I’ve found that letting something stay broken for a little while helps me understand it. Page 332
One of my favourite parts of The Beginning of After had to do with animals. Laurel gets involved at a veterinary office and I loved reading about the animals! And even better, she starts taking care of David’s dog and the dog is what helps bridge the gap between Laurel and David. When the dog was with David, Laurel would write letters to David but since she was too shy or nervous to talk to David directly, she’d actually write the letters to the dog. Then when the dog was staying with Laurel, vice versa. It was soooo cute!!
But as I said, this book certainly wasn’t perfect, and as it went on, more things started to bother me.
I think the biggest problem with The Beginning of After was Laurel and David’s relationship. I kept expecting something to happen there but nothing ever did. The synopsis doesn’t lie when it says, “David [..] swoops in and out of Laurel’s life.” It was a bit like whiplash. One minute David is there, he and Laurel kiss, there’s something clearly between them, then he disappears for weeks or even months. Then he comes back and it happens all over again. It was like he’d show up out of nowhere, throw her a bone, then disappear, then come back and throw her another bone. But ultimately, nothing ever happened between Laurel and David. They were so in and out of each others’ lives that I don’t even know what to call their relationship.. they weren’t dating.. they were sort of friends.. but that’s just it: sort of friends.
Also, I was bummed that we got very little closure with the accident. We know that Laurel’s family died in a car accident, but no one knows exactly what happened. View Spoiler » [There’s speculation that it was David’s dad’s fault because his blood alcohol level was “borderline”… but then there’s speculation that there was another car involved. But it’s not clear if it was really David’s dad’s fault, or if his BAC had nothing to do with it and it was totally another driver’s fault. I was upset that we never got this question answered. It nagged at me for the whole book and I kept hanging on, thinking that surely we’d get closure at the end… but we never did. « Hide Spoiler]

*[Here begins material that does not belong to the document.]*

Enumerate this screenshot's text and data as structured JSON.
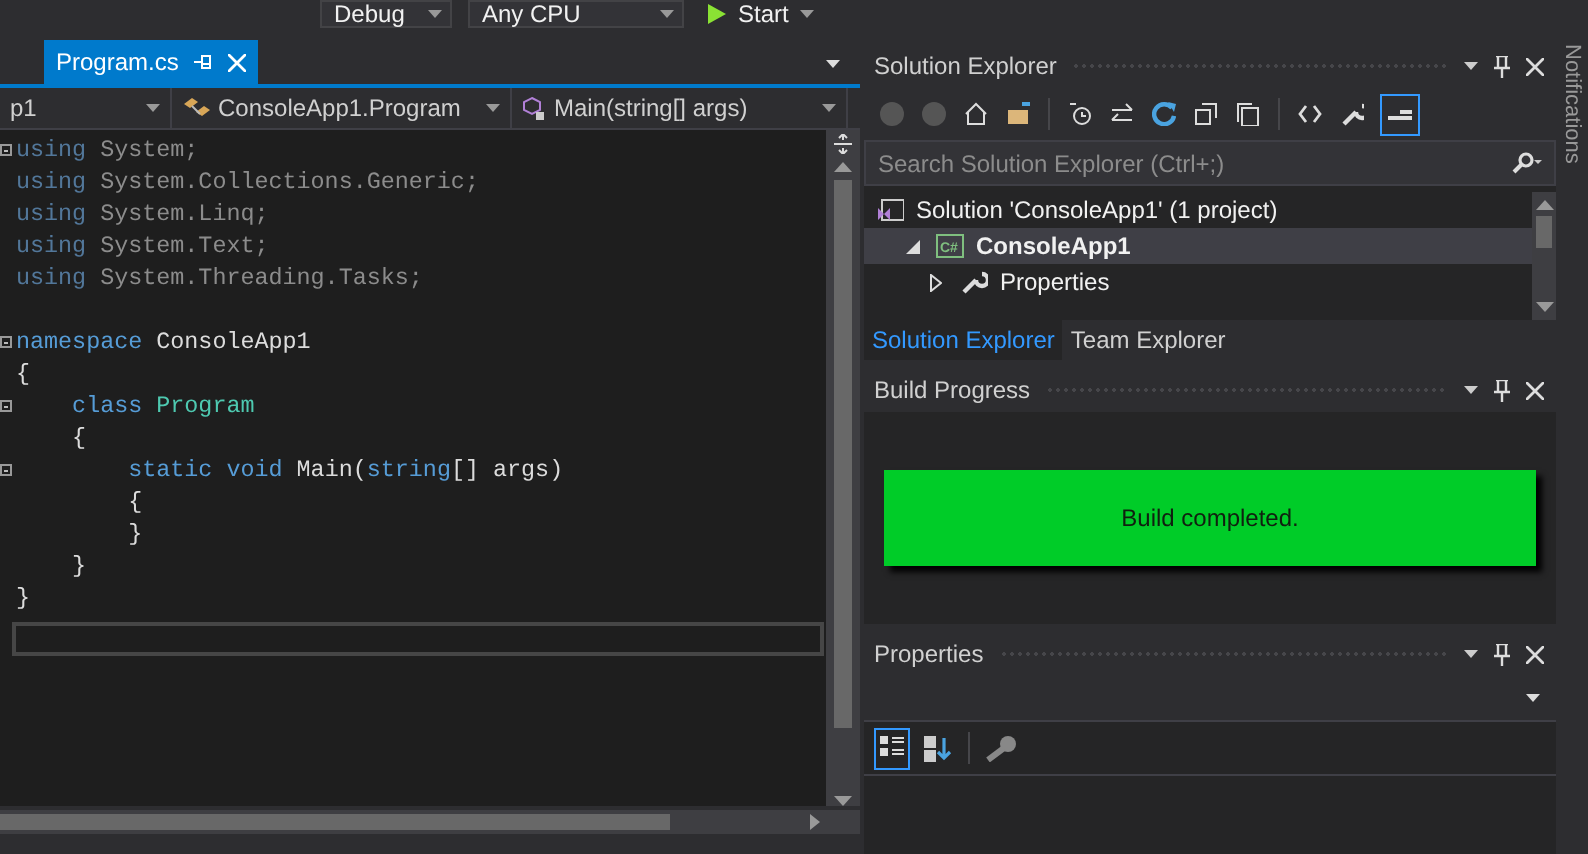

On another note, The Beginning of After has some of the most painful, atrocious “text speak” I’ve ever seen. One of my pet peeves is text speak in books. Are there no characters in books that can type on a phone normally? But these in particular seriously made me cringe; they’re some of the worst I’ve seen in YA:
k, jst tel me whr d scret headquarters r
I find it hliarious (yet painful) that she could write out the word HEADQUARTERS but had to pointlessly abbreviate all the small words.
sry i mizd u at d dance, hope ur ok
city 2mrw? goin sir craZ alrdy.
Although annoyances popped up towards the end, I mostly did enjoy The Beginning of After. It wasn’t the most interesting or intense book plot-wise, but some inexplicable factor pulled me in and made me want to keep reading. I’m mostly just disappointed that Laurel and David didn’t have a stronger/more interesting relationship.